--- EXERCISE OBJECTIVE ---
Go through the listing below. Copy each line that has the string "data".

═══ MATERIAL FOR THIS TASK

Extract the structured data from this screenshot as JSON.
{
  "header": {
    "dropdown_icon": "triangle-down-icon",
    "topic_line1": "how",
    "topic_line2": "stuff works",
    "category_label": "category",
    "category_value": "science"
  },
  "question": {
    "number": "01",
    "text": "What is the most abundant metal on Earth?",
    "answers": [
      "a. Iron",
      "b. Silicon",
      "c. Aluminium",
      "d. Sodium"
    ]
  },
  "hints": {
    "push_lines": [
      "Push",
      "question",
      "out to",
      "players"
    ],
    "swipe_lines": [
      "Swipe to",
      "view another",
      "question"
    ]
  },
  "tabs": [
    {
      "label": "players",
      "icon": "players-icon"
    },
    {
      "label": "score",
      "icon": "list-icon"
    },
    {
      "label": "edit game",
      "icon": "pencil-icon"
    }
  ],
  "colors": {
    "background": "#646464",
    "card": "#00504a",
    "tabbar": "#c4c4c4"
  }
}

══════
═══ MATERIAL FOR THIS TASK

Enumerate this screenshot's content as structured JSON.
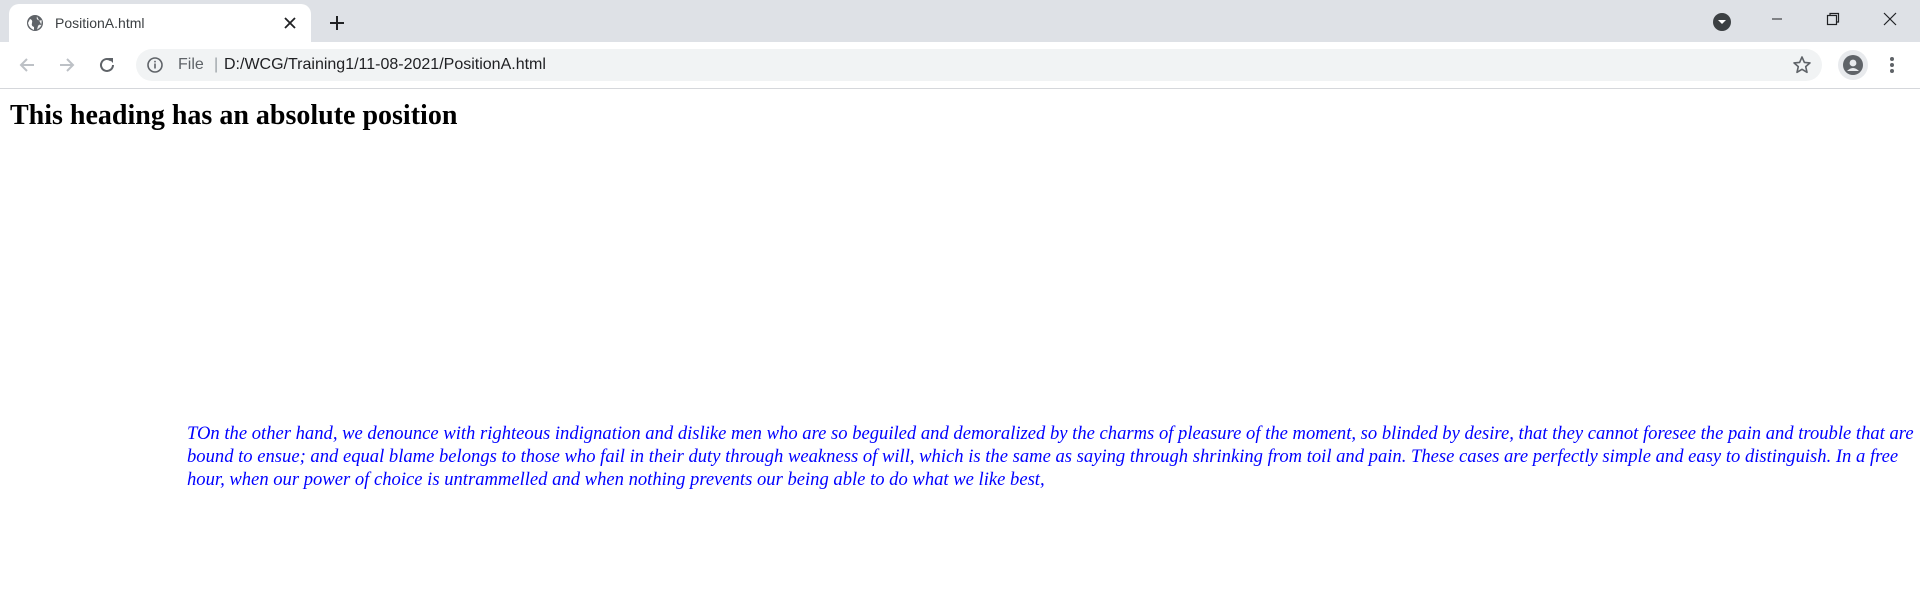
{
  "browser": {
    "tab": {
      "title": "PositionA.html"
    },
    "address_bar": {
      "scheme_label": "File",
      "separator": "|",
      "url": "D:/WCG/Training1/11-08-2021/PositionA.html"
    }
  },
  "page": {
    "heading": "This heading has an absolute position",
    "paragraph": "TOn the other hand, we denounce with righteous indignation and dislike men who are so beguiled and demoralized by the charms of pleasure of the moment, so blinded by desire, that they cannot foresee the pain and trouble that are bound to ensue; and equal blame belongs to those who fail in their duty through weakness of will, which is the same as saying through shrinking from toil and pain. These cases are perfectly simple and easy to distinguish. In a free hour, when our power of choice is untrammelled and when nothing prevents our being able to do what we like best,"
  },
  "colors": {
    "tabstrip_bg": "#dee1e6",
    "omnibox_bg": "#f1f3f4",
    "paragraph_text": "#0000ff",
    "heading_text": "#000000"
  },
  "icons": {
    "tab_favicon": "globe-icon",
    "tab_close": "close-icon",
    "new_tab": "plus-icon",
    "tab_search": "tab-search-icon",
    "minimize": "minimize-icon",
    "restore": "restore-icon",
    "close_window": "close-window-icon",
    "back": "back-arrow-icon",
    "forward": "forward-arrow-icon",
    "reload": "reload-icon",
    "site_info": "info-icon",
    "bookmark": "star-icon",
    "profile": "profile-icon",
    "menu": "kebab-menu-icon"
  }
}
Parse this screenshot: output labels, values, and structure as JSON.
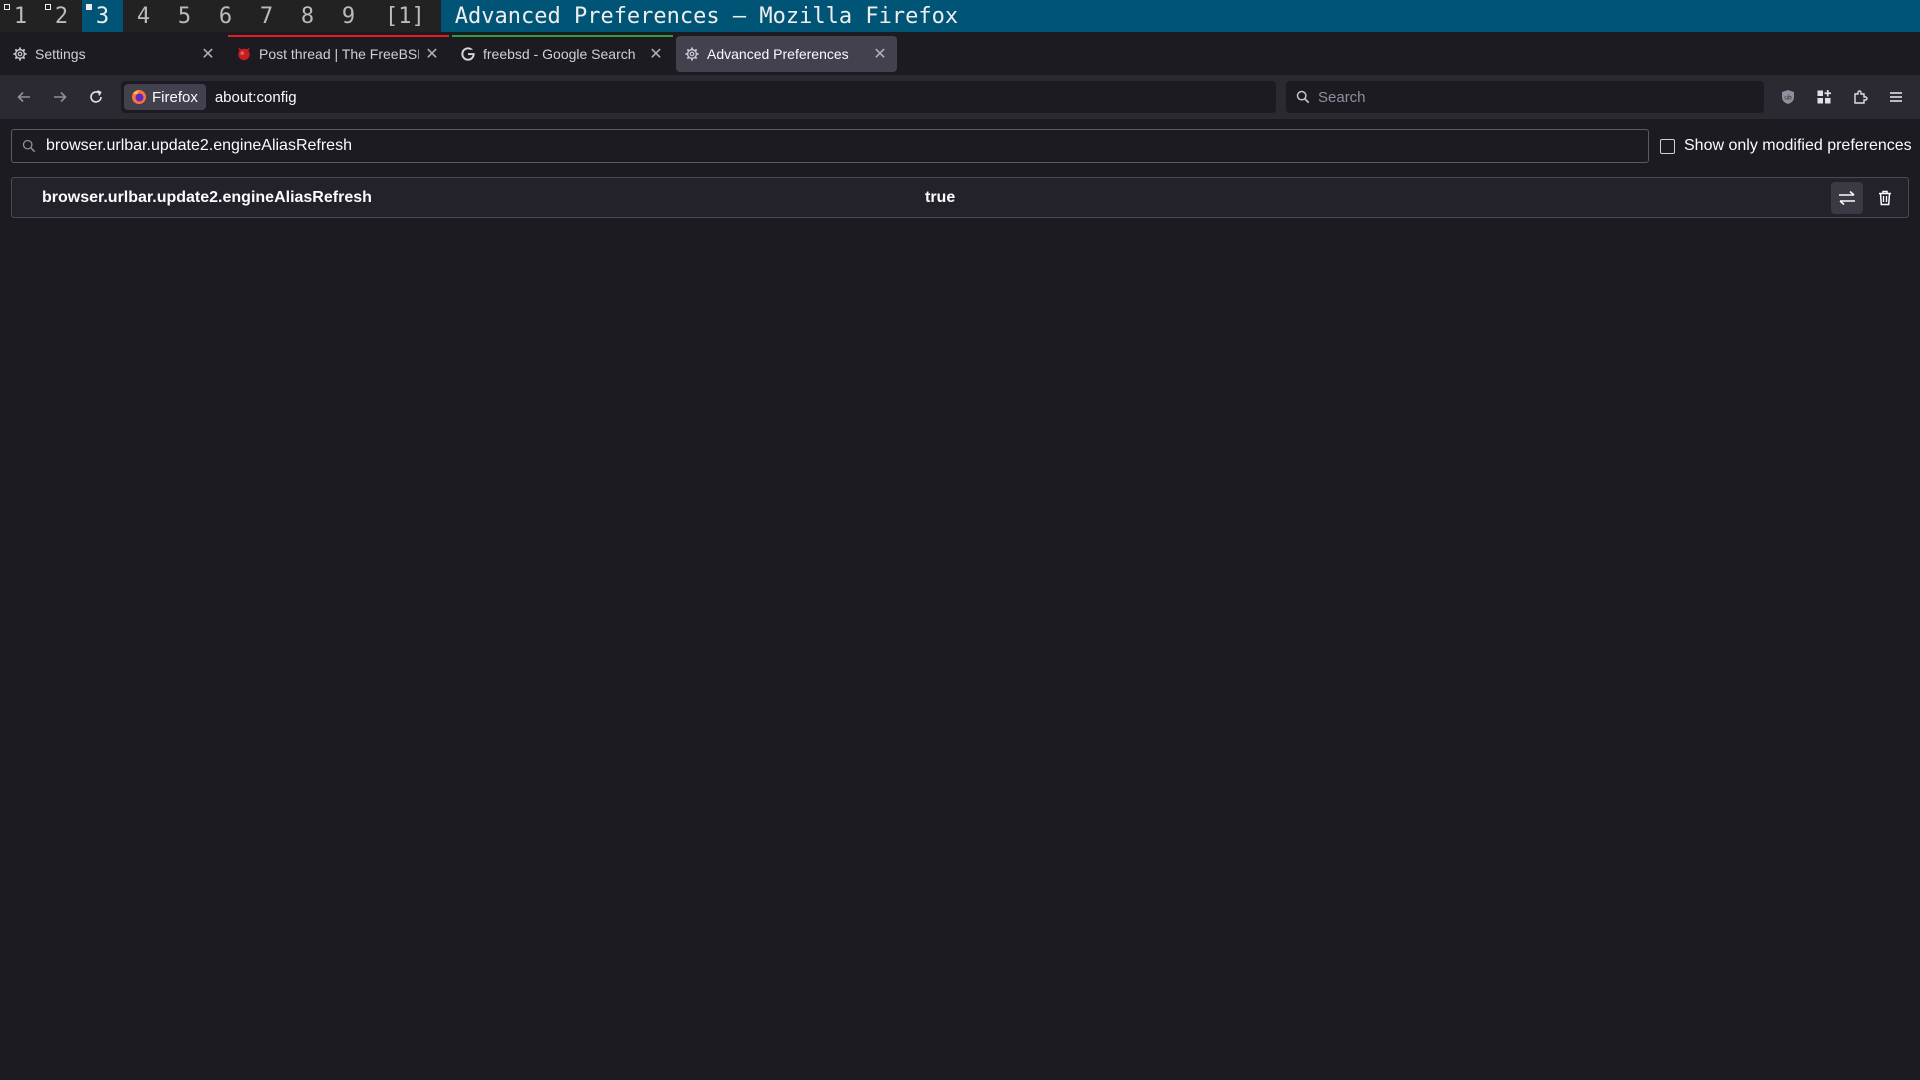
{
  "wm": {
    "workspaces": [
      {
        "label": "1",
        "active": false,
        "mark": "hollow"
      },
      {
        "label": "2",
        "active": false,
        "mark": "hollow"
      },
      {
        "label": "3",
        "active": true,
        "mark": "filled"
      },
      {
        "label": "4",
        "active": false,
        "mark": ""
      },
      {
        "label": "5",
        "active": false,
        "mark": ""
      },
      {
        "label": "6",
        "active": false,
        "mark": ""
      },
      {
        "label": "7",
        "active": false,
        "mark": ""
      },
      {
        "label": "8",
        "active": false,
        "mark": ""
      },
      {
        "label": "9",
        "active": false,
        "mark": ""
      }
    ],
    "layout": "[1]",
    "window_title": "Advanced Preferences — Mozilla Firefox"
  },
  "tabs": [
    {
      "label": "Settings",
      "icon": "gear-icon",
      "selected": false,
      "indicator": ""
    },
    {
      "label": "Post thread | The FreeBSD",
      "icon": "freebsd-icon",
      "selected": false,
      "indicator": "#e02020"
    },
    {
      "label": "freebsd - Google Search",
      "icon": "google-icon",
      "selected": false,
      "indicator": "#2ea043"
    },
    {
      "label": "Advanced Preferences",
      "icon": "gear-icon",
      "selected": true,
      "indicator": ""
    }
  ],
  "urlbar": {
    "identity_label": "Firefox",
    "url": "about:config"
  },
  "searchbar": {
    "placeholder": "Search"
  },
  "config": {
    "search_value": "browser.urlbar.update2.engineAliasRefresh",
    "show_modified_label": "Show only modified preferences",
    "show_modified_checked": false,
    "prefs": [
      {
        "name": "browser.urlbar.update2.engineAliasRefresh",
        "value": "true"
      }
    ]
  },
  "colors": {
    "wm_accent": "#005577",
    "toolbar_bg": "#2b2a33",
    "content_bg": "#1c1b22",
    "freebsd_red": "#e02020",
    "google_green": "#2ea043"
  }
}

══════
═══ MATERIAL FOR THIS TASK

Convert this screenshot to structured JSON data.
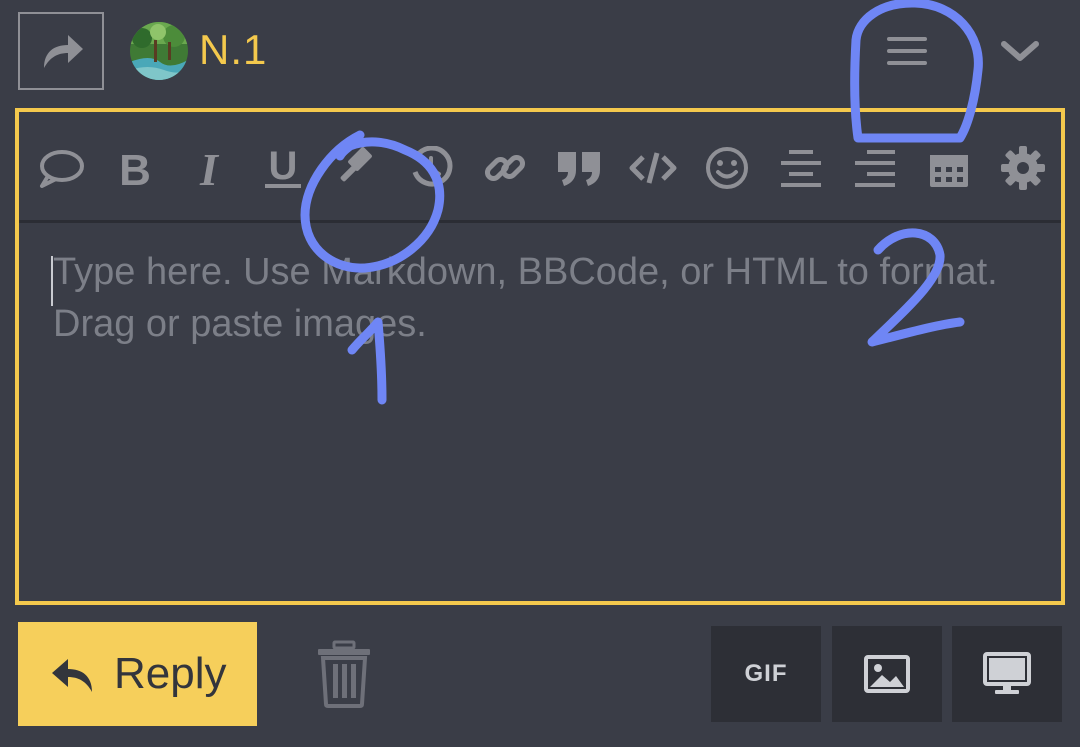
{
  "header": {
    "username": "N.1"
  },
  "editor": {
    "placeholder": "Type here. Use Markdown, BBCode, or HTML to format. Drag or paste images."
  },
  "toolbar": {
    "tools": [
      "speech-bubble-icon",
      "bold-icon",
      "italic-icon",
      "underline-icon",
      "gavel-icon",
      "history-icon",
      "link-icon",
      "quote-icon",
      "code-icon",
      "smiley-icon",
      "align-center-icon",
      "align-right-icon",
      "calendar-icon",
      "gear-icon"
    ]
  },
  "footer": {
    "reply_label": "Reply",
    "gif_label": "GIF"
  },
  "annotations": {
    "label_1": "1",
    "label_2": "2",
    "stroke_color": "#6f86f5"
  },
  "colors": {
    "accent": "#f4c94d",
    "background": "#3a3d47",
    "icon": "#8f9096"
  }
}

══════

--- RESPONSE TO THIS EXERCISE ---
Extract the structured data from this screenshot as JSON.
Convert this screenshot to structured JSON data.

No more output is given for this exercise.